Richard E. Kim: The Martyred
First published by George Braziller, 1964
Published in Penguin Classics 2011, with introduction by Heinz Insu Fenzl and Preface by Susan Choi. 199 pp
Fourteen North Korean priests are rounded up by the communists just before North Korea invades the South in June 1950. Twelve of the priests are shot, and two mysteriously survive. The massacre is uncovered by the South Korean military when they capture Pyongyang in October the same year. Of the two survivors, one has gone insane from his experiences and the other, Pastor Shin, is staying enigmatically tight-lipped. It falls to military intelligence to find out what happened.
For the South, commemorating the deaths of the twelve murdered priests as martyrs would have great propaganda benefits, rallying the people against communism and giving strength to the Christians of North Korea. But what if the twelve priests were not in fact martyrs but renounced their faith in their last minutes? Should people be told that? Is the Truth something that should be told at all costs, or only if it isn’t harmful? Following the execution of the last communist witness to the atrocity, only Pastor Shin knows the truth of what actually happened, and he is at first prepared to keep silent, at great personal cost, in order to prevent the truth being known, or in order to prevent a falsehood from being corrected. Is silence the best approach? What is in the interests of the military, or of the souls of the Christian congregations of North Korea? Should the truth be told? Should a beneficial falsehood be allowed to persist? Should it be reinforced by an additional falsehood in the interests of everyone?

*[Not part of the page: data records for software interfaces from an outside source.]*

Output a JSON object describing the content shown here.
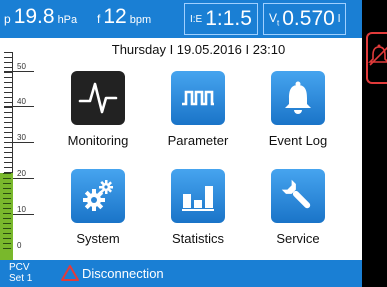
{
  "topbar": {
    "pressure": {
      "symbol": "p",
      "value": "19.8",
      "unit": "hPa"
    },
    "frequency": {
      "symbol": "f",
      "value": "12",
      "unit": "bpm"
    },
    "ie_ratio": {
      "symbol": "I:E",
      "value": "1:1.5"
    },
    "tidal_volume": {
      "symbol": "V",
      "subscript": "t",
      "value": "0.570",
      "unit": "l"
    }
  },
  "datetime": "Thursday I 19.05.2016 I 23:10",
  "scale": {
    "labels": [
      "50",
      "40",
      "30",
      "20",
      "10",
      "0"
    ],
    "level": 20
  },
  "tiles": [
    {
      "label": "Monitoring",
      "icon": "waveform-icon",
      "selected": true
    },
    {
      "label": "Parameter",
      "icon": "pulse-train-icon",
      "selected": false
    },
    {
      "label": "Event Log",
      "icon": "bell-icon",
      "selected": false
    },
    {
      "label": "System",
      "icon": "gears-icon",
      "selected": false
    },
    {
      "label": "Statistics",
      "icon": "bar-chart-icon",
      "selected": false
    },
    {
      "label": "Service",
      "icon": "wrench-icon",
      "selected": false
    }
  ],
  "bottombar": {
    "mode_line1": "PCV",
    "mode_line2": "Set 1",
    "alarm_text": "Disconnection"
  },
  "colors": {
    "accent": "#1a7fd4",
    "alarm": "#e23b3b",
    "level": "#79b82c"
  }
}
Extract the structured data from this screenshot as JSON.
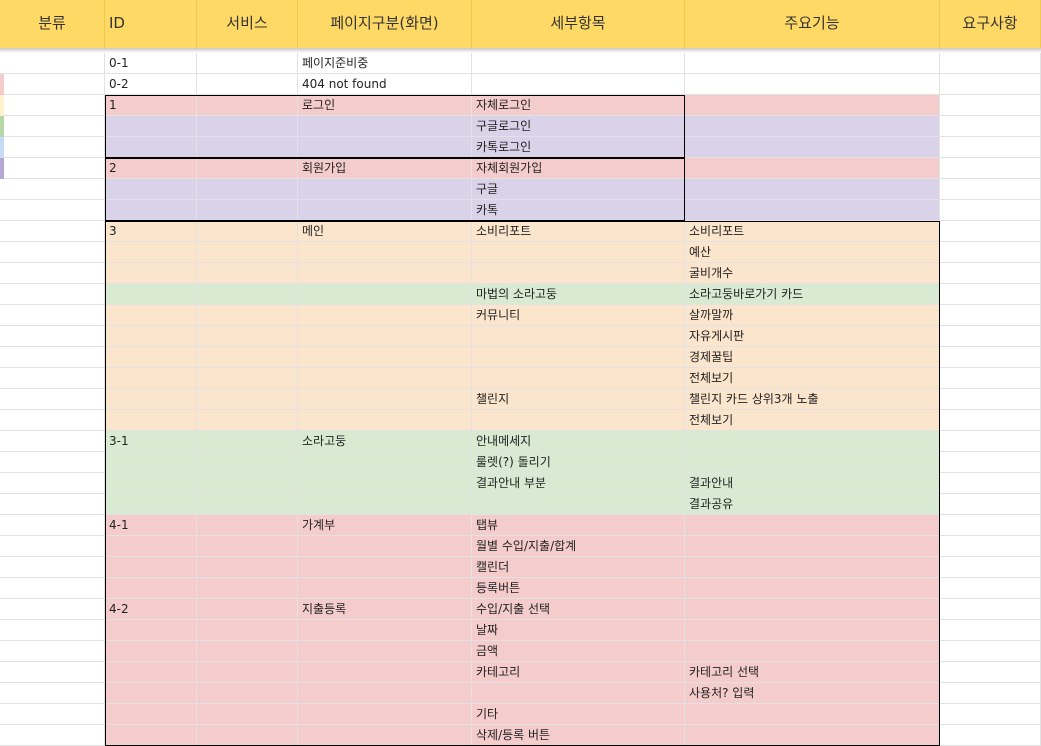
{
  "colors": {
    "header": "#ffd966",
    "pink": "#f4cccc",
    "lavender": "#d9d2e9",
    "peach": "#fce5cd",
    "green": "#d9ead3",
    "white": "#ffffff"
  },
  "headers": [
    "분류",
    "ID",
    "서비스",
    "페이지구분(화면)",
    "세부항목",
    "주요기능",
    "요구사항"
  ],
  "rows": [
    {
      "id": "0-1",
      "page": "페이지준비중",
      "detail": "",
      "func": ""
    },
    {
      "id": "0-2",
      "page": "404 not found",
      "detail": "",
      "func": ""
    },
    {
      "id": "1",
      "page": "로그인",
      "detail": "자체로그인",
      "func": ""
    },
    {
      "id": "",
      "page": "",
      "detail": "구글로그인",
      "func": ""
    },
    {
      "id": "",
      "page": "",
      "detail": "카톡로그인",
      "func": ""
    },
    {
      "id": "2",
      "page": "회원가입",
      "detail": "자체회원가입",
      "func": ""
    },
    {
      "id": "",
      "page": "",
      "detail": "구글",
      "func": ""
    },
    {
      "id": "",
      "page": "",
      "detail": "카톡",
      "func": ""
    },
    {
      "id": "3",
      "page": "메인",
      "detail": "소비리포트",
      "func": "소비리포트"
    },
    {
      "id": "",
      "page": "",
      "detail": "",
      "func": "예산"
    },
    {
      "id": "",
      "page": "",
      "detail": "",
      "func": "굴비개수"
    },
    {
      "id": "",
      "page": "",
      "detail": "마법의 소라고둥",
      "func": "소라고둥바로가기 카드"
    },
    {
      "id": "",
      "page": "",
      "detail": "커뮤니티",
      "func": "살까말까"
    },
    {
      "id": "",
      "page": "",
      "detail": "",
      "func": "자유게시판"
    },
    {
      "id": "",
      "page": "",
      "detail": "",
      "func": "경제꿀팁"
    },
    {
      "id": "",
      "page": "",
      "detail": "",
      "func": "전체보기"
    },
    {
      "id": "",
      "page": "",
      "detail": "챌린지",
      "func": "챌린지 카드 상위3개 노출"
    },
    {
      "id": "",
      "page": "",
      "detail": "",
      "func": "전체보기"
    },
    {
      "id": "3-1",
      "page": "소라고둥",
      "detail": "안내메세지",
      "func": ""
    },
    {
      "id": "",
      "page": "",
      "detail": "룰렛(?) 돌리기",
      "func": ""
    },
    {
      "id": "",
      "page": "",
      "detail": "결과안내 부분",
      "func": "결과안내"
    },
    {
      "id": "",
      "page": "",
      "detail": "",
      "func": "결과공유"
    },
    {
      "id": "4-1",
      "page": "가계부",
      "detail": "탭뷰",
      "func": ""
    },
    {
      "id": "",
      "page": "",
      "detail": "월별 수입/지출/합계",
      "func": ""
    },
    {
      "id": "",
      "page": "",
      "detail": "캘린더",
      "func": ""
    },
    {
      "id": "",
      "page": "",
      "detail": "등록버튼",
      "func": ""
    },
    {
      "id": "4-2",
      "page": "지출등록",
      "detail": "수입/지출 선택",
      "func": ""
    },
    {
      "id": "",
      "page": "",
      "detail": "날짜",
      "func": ""
    },
    {
      "id": "",
      "page": "",
      "detail": "금액",
      "func": ""
    },
    {
      "id": "",
      "page": "",
      "detail": "카테고리",
      "func": "카테고리 선택"
    },
    {
      "id": "",
      "page": "",
      "detail": "",
      "func": "사용처? 입력"
    },
    {
      "id": "",
      "page": "",
      "detail": "기타",
      "func": ""
    },
    {
      "id": "",
      "page": "",
      "detail": "삭제/등록 버튼",
      "func": ""
    }
  ]
}
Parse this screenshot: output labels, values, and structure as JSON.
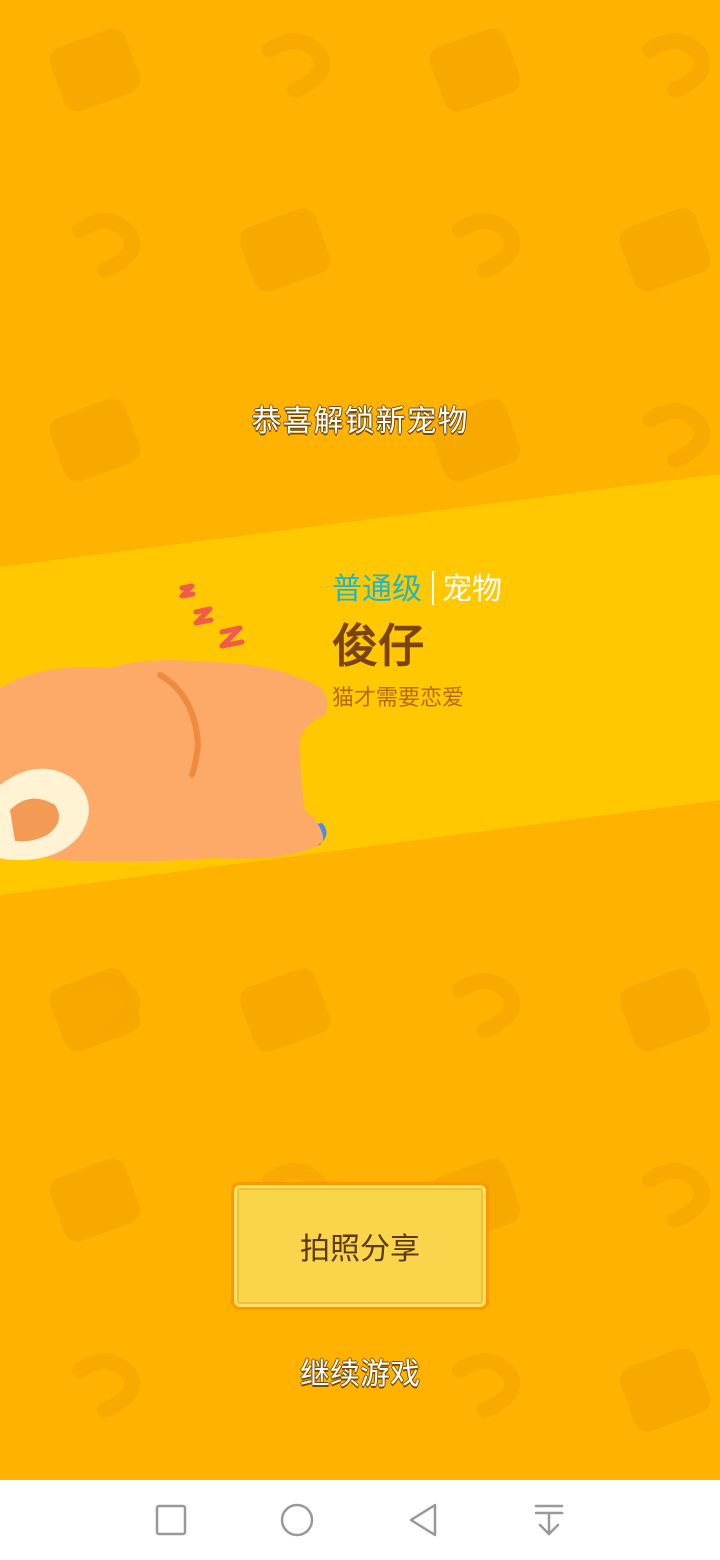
{
  "popup": {
    "headline": "恭喜解锁新宠物",
    "tier": "普通级",
    "kind": "宠物",
    "pet_name": "俊仔",
    "pet_desc": "猫才需要恋爱"
  },
  "actions": {
    "share_label": "拍照分享",
    "continue_label": "继续游戏"
  },
  "navbar": {
    "items": [
      {
        "icon": "square-icon",
        "name": "recent-apps"
      },
      {
        "icon": "circle-icon",
        "name": "home"
      },
      {
        "icon": "triangle-back-icon",
        "name": "back"
      },
      {
        "icon": "pull-down-icon",
        "name": "notifications"
      }
    ]
  },
  "colors": {
    "background": "#FFB300",
    "banner": "#FFC800",
    "tier": "#1fb7c8",
    "pet_name": "#7a4310",
    "button": "#FAD54B"
  }
}
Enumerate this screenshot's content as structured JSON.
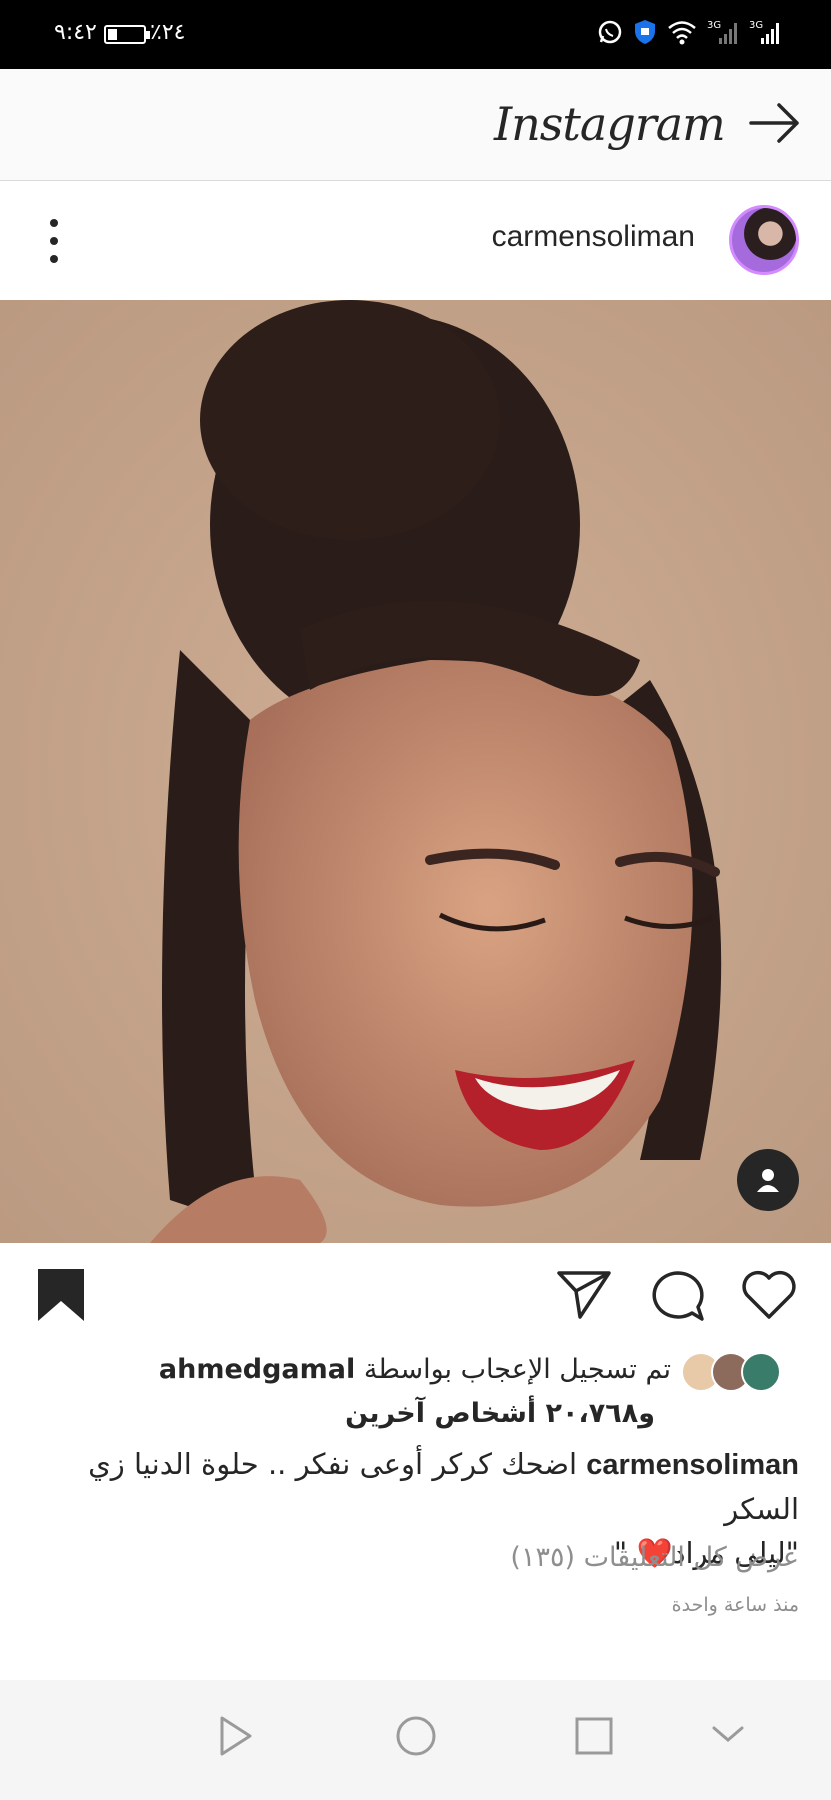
{
  "status_bar": {
    "time": "٩:٤٢",
    "battery_percent": "٪٢٤",
    "battery_level": 0.24,
    "network_labels": [
      "3G",
      "3G"
    ],
    "icons": [
      "whatsapp-icon",
      "shield-icon",
      "wifi-icon",
      "signal-icon",
      "signal-icon"
    ]
  },
  "header": {
    "logo": "Instagram",
    "forward_icon": "arrow-right-icon"
  },
  "post": {
    "username": "carmensoliman",
    "more_icon": "more-vertical-icon",
    "tag_icon": "person-icon"
  },
  "actions": {
    "icons": [
      "heart-icon",
      "comment-icon",
      "send-icon",
      "bookmark-icon"
    ]
  },
  "likes": {
    "prefix": "تم تسجيل الإعجاب بواسطة",
    "user": "ahmedgamal",
    "others": "و٢٠،٧٦٨ أشخاص آخرين"
  },
  "caption": {
    "username": "carmensoliman",
    "text": "اضحك كركر أوعى نفكر .. حلوة الدنيا زي السكر",
    "line2_a": "\"ليلى مراد",
    "line2_emoji": "❤️",
    "line2_b": " \""
  },
  "comments": {
    "view_all": "عرض كل التعليقات (١٣٥)"
  },
  "timestamp": "منذ ساعة واحدة",
  "colors": {
    "text": "#262626",
    "muted": "#8e8e8e",
    "heart": "#e0102b",
    "photo_bg": "#c5a48c"
  }
}
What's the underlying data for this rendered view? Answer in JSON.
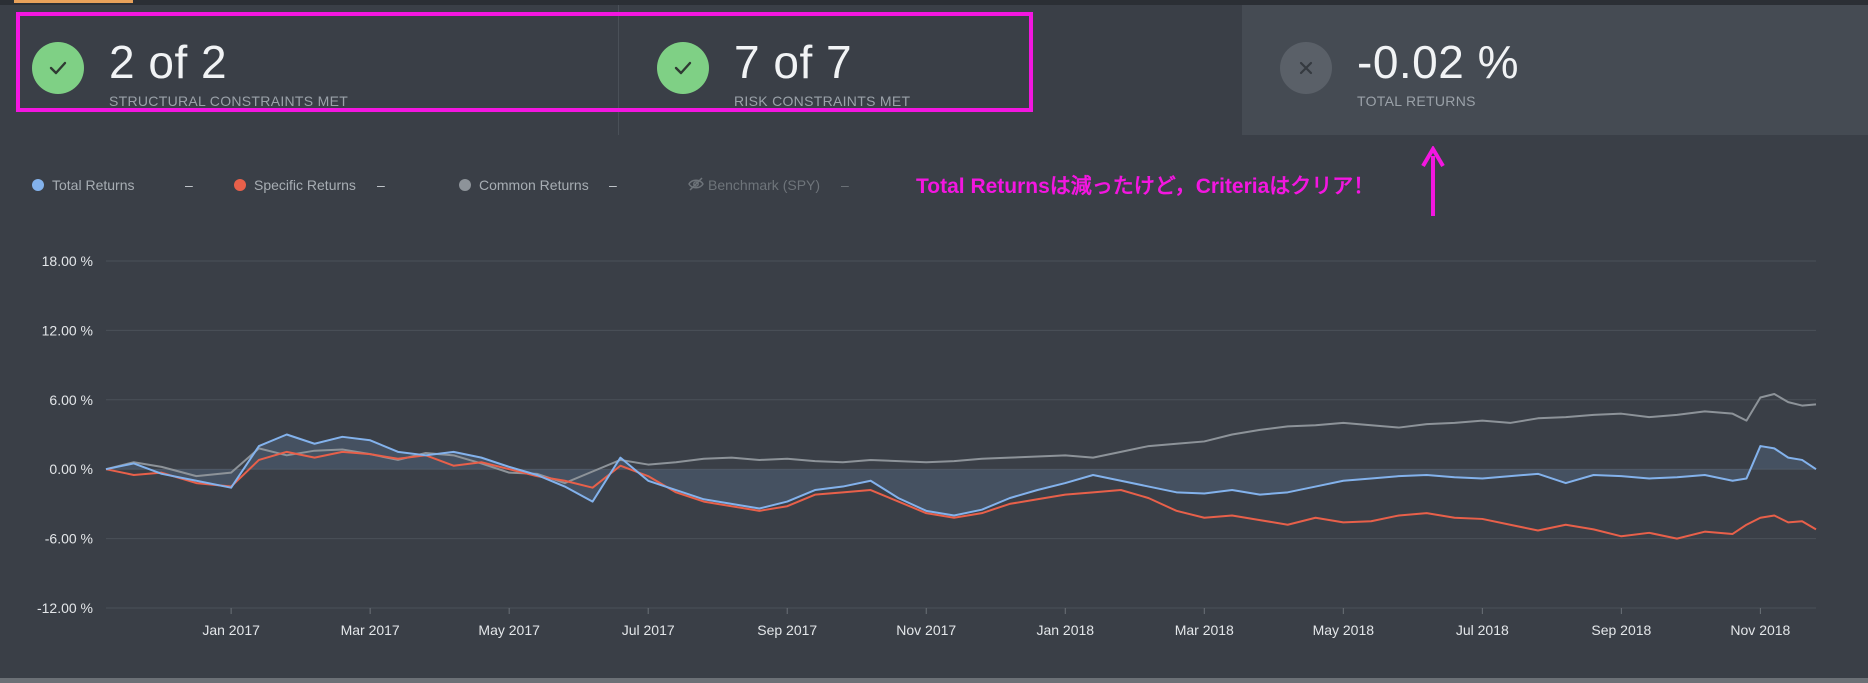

The novel asks some important questions, while also entertaining us with a strong narrative of Captain Lee’s investigation of what actually happened on the night in question. On the level of the detective novel, the story is well constructed and obeys a lot of the conventions of the genre – down to the detective’s boss, Colonel Chang, who always seems to know more than he is letting on. And despite the intensely moral dimension to the book, the writing is fast-paced. But the narrative focuses on dialogue rather than scene setting. And it was hardly surprising that the book was transferred to the stage in 19641. The opening chapter provides a very brief back-story to the two main actors, Captain Lee and Captain Park (whose father was one of the martyrs), but other than that at a rough estimate more than 80% of the text is in the form of dialogue.
The introduction, by Heinz Insu Fenzl (Memories of My Ghost Brother) contains a useful overview of Korean American literature, starting with Younghill Kang (East Goes West: The Making of an Oriental Yankee) and Richard E Kim2 as the first generation, and continuing via Nora Okja Keller and Gloria Hahn through to Susan Choi (The Foreign Student) who writes a foreword describing her reluctant first encounter with the work of the elder statesman Kim.
While the novel is set in the Korean War, the theme is universal. The combination of the deep moral questions raised, combined with the detective story in which we try to find out our own version of the truth of what happened, makes for an outstandingly good read.